Our Center is currently participating in NIH-sponsored Trial to Assess Chelation Therapy 2 (TACT2) study.
This study will provide definitive evidence of the clinical utility or lack thereof of intravenous chelation and oral vitamins and minerals in diabetic patients with coronary disease, defined by a prior myocardial infarction.
We are currently recruiting patients and respectfully request that you consider referring your patients to our site. Eligible patients must be over the age of 50, have a diagnosis of diabetes mellitus (type I or II) and a history of a prior myocardial infarction.
Please feel free to contact me or our site coordinator Tatiana Murcia for more information at 202 8335055 or email@example.com
Dr. Mikhail Kogan, GWCIM Clinical Director
An important documentary movie by filmmaker Michael Galinsky entitled “All The Rage: Saved By Sarno” premiered in New York on November 12, 2016. This film is about the ground breaking work of John E. Sarno, M.D. demonstrating that most common chronic musculoskeletal pain conditions occurring in the back, neck, shoulders, knees, feet, etc. are caused by psychological tension (repressed rage).
Read more about this film is this article:
After six successful conferences under the direction of Dr. Arti Prasad, the University of New Mexico, Section of Integrative Medicine, Arizona Center for Integrative Medicine, Gaples Institute for Integrative Cardiology, Integrative Medicine de Taos (IMdT), and Continuing Medical Education will present SIMPLY Botanicals and the 7th Biennial Symposium of Integrative Medicine Professionals in the Land of Enchantment (SIMPLE) July 10-14, 2016 at the Sagebrush Inn in beautiful Taos, NM.
more info here
GWCIM Medical Director Dr. Kogan is one of the major speakers.
SPIRITUALITY IN MEDICINE — LEADERSHIP TRAINING INSTITUTE
August 26-28, New Lebanon, NY
For info and registration: https://simretreat.wordpress.com/
A collaborative team of students, residents, and physicians have organized the 8th annual Spirituality in Medicine Leadership Training Institute in conjunction with the George Washington Institute for Spirituality & Health (GWISH) and AIM. This year’s theme is “Living Life Meaningfully: Inside and Outside of Patient Care.” We plan to address topics including humanism in medicine; the influence of spirituality/religion on health; physician burnout and self-care; how mindfulness can enrich the physician-patient relationship, and more.
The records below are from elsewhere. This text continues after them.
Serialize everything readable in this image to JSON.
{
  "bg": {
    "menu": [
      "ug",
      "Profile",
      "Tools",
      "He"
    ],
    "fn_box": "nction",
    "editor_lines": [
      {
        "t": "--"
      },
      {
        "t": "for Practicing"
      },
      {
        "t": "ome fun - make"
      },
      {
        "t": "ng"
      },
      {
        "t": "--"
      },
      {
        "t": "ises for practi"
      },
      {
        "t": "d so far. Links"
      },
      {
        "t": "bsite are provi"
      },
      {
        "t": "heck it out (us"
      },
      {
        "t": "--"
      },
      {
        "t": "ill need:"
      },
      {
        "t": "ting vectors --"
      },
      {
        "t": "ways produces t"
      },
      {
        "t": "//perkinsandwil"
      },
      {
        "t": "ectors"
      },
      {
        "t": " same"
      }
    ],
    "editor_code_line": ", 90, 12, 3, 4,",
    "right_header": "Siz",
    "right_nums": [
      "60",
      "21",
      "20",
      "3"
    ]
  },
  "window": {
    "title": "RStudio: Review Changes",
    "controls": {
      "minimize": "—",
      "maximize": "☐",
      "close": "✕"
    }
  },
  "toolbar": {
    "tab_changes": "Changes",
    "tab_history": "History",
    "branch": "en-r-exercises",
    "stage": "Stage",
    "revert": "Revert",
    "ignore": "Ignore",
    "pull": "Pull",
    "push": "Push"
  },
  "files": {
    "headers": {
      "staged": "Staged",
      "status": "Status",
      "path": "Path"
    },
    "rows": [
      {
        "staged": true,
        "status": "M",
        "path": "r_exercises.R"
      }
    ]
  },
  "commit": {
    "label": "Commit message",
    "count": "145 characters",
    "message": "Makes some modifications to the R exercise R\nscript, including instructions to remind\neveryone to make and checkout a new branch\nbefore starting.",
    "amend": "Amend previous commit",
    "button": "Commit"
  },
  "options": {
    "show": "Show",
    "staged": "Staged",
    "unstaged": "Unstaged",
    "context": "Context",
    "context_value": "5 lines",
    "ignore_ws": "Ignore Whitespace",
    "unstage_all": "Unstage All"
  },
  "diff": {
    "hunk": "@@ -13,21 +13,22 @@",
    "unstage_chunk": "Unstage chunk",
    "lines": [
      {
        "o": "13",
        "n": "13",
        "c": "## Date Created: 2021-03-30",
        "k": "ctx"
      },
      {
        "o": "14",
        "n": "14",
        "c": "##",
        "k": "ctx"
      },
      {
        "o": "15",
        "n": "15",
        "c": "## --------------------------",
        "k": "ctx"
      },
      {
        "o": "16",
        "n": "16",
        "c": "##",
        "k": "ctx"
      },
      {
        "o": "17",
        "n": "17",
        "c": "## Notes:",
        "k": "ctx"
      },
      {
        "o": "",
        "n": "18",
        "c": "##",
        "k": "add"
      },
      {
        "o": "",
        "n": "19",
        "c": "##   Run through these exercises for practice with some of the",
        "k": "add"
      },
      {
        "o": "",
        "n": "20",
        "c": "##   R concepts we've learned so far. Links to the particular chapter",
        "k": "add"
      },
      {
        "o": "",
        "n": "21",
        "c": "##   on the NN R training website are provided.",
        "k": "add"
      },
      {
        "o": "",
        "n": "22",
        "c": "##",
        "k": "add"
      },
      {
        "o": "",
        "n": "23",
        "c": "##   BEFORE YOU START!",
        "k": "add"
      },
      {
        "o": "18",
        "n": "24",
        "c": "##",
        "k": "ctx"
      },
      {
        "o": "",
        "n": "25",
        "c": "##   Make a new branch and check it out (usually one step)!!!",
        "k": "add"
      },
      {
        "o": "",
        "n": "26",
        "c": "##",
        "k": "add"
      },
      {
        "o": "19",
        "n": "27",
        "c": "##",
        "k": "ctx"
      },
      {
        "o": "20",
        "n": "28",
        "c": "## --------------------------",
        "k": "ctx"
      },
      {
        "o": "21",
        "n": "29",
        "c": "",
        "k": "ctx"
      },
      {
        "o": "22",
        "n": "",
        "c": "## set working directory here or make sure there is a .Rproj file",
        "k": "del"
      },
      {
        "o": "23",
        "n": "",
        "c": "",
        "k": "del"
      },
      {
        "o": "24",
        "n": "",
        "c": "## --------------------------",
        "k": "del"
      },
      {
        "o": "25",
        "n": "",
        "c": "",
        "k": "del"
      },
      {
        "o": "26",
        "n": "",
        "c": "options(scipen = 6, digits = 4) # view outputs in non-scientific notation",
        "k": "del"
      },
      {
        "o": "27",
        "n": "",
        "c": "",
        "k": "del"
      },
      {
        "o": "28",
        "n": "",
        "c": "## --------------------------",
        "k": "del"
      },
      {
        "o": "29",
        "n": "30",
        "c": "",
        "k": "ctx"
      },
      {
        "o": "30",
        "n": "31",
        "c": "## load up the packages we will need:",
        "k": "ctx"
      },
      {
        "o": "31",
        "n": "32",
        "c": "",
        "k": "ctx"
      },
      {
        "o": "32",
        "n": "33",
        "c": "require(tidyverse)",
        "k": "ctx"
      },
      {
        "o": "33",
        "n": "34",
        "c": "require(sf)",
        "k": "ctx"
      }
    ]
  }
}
The retreat is geared towards pre-medical students, medical students, residents, and young physicians.
WP: “Dr. Mikhail Kogan, our medical supervisor for the video, works at George Washington University’s Center for Integrative Medicine. Kogan incorporates some alternative medicine practices into his treatments, so he’s a little more open to the ingredients found in Paltrow’s smoothie than we are. But even Dr. Kogan is skeptical about the cocktail.”
To watch video (and smile) follow this link: